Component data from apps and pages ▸
————————
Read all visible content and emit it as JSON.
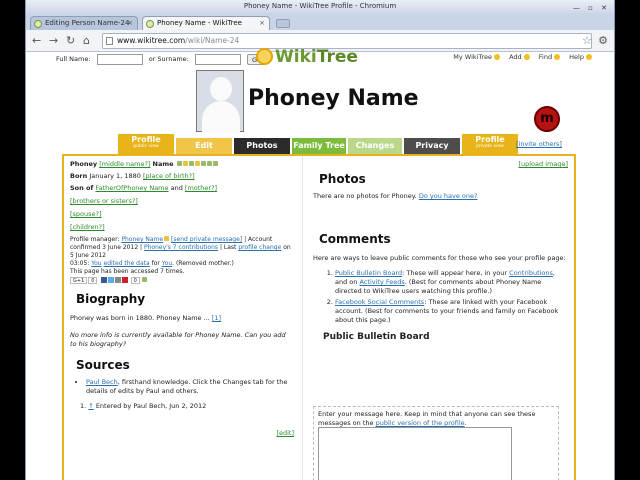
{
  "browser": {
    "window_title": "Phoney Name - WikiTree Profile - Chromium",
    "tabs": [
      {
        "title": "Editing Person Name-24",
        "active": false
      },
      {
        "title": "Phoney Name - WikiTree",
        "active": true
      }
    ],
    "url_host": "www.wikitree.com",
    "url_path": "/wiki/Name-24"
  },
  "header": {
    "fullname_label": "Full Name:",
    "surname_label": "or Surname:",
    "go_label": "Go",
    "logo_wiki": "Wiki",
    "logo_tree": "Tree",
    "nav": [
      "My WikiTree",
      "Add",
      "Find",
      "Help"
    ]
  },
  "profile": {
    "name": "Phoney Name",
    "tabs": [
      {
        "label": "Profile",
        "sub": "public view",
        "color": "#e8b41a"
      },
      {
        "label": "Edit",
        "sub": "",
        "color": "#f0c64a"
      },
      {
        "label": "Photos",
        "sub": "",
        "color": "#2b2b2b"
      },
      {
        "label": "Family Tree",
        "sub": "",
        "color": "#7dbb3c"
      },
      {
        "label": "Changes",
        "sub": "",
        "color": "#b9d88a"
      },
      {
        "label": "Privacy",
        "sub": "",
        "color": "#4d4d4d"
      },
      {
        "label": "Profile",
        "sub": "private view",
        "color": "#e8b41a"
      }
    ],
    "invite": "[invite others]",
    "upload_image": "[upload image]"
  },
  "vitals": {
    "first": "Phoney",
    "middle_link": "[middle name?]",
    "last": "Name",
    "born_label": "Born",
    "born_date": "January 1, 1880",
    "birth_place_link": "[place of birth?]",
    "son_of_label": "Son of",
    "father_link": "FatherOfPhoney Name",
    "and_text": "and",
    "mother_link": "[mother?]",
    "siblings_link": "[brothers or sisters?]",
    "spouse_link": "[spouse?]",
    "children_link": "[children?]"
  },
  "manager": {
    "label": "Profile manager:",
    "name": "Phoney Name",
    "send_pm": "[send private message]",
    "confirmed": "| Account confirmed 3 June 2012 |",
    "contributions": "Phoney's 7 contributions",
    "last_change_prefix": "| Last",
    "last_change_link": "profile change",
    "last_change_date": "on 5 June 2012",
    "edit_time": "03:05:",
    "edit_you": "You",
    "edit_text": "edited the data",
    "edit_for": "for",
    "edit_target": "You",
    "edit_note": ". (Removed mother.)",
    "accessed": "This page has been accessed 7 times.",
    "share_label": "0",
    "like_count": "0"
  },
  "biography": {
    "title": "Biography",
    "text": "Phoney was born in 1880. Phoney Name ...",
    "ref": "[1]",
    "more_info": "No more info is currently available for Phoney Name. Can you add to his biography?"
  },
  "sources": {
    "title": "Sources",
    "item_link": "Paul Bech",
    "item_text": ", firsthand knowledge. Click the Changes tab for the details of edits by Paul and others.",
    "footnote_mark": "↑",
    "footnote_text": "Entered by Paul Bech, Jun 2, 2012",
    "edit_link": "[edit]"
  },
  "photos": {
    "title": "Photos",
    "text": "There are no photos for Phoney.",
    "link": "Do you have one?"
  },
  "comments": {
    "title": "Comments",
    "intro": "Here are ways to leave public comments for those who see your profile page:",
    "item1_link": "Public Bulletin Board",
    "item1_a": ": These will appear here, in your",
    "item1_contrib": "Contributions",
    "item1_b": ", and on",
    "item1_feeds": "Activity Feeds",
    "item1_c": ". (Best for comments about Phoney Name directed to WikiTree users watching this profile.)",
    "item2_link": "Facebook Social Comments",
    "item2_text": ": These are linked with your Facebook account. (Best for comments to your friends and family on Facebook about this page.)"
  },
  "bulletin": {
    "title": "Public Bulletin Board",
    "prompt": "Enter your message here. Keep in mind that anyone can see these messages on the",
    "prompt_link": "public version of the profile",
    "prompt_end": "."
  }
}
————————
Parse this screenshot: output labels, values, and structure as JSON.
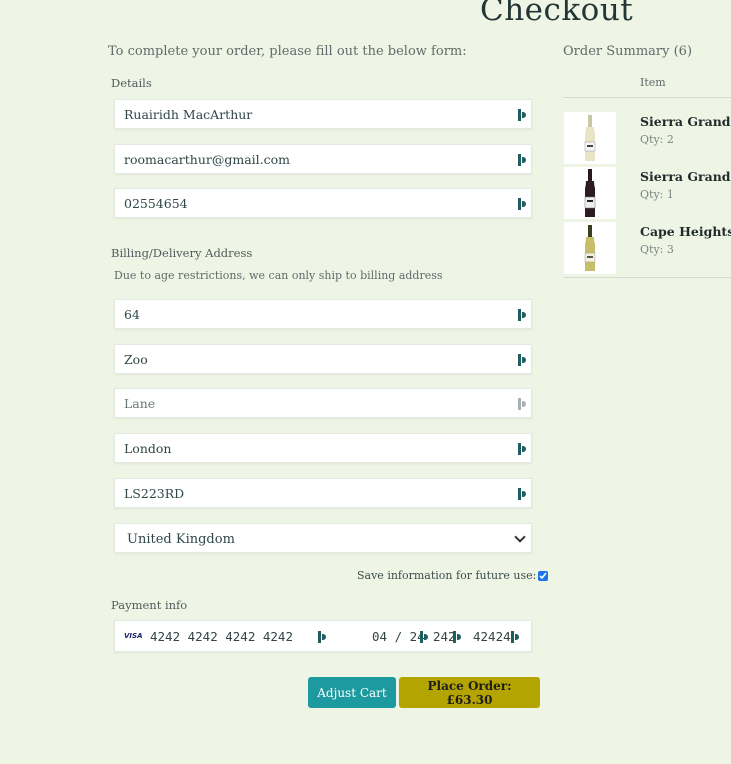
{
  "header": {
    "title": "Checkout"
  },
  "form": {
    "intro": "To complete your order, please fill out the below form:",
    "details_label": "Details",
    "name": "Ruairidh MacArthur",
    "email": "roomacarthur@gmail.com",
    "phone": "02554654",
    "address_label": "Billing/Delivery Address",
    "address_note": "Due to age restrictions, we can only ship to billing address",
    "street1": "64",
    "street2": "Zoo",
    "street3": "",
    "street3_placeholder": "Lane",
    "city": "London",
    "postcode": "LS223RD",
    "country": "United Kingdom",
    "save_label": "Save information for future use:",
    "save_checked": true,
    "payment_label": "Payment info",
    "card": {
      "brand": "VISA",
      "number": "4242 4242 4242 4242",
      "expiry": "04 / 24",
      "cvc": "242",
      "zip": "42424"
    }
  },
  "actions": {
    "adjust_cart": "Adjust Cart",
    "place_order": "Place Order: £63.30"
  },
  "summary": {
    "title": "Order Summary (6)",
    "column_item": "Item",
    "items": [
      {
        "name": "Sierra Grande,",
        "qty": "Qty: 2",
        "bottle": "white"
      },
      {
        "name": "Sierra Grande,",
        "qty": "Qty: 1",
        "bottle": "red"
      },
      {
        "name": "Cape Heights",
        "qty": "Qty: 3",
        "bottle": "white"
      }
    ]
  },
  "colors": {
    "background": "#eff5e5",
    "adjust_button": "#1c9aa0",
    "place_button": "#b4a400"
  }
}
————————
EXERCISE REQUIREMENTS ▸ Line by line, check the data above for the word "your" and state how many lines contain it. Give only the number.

RESPONSE AREA ▸ 5